● STUDY MATERIAL:
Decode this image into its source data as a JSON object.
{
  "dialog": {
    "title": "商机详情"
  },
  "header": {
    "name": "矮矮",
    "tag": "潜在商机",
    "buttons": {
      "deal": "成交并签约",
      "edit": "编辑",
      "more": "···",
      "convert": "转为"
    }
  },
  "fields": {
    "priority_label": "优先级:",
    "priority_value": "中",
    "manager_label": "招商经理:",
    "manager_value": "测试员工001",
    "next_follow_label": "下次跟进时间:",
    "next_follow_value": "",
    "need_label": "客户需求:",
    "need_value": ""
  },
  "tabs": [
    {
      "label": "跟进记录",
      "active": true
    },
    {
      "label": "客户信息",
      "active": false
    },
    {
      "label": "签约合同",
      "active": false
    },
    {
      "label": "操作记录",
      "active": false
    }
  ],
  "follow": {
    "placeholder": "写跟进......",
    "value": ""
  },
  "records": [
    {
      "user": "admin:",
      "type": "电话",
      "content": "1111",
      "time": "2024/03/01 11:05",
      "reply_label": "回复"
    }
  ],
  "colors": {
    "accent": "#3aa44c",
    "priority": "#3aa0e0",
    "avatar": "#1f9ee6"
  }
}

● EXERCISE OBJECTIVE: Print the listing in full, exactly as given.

● TASK RESULT:
Decode this image into its source data as a JSON object.
{
  "dialog": {
    "title": "商机详情"
  },
  "header": {
    "name": "矮矮",
    "tag": "潜在商机",
    "buttons": {
      "deal": "成交并签约",
      "edit": "编辑",
      "more": "···",
      "convert": "转为"
    }
  },
  "fields": {
    "priority_label": "优先级:",
    "priority_value": "中",
    "manager_label": "招商经理:",
    "manager_value": "测试员工001",
    "next_follow_label": "下次跟进时间:",
    "next_follow_value": "",
    "need_label": "客户需求:",
    "need_value": ""
  },
  "tabs": [
    {
      "label": "跟进记录",
      "active": true
    },
    {
      "label": "客户信息",
      "active": false
    },
    {
      "label": "签约合同",
      "active": false
    },
    {
      "label": "操作记录",
      "active": false
    }
  ],
  "follow": {
    "placeholder": "写跟进......",
    "value": ""
  },
  "records": [
    {
      "user": "admin:",
      "type": "电话",
      "content": "1111",
      "time": "2024/03/01 11:05",
      "reply_label": "回复"
    }
  ],
  "colors": {
    "accent": "#3aa44c",
    "priority": "#3aa0e0",
    "avatar": "#1f9ee6"
  }
}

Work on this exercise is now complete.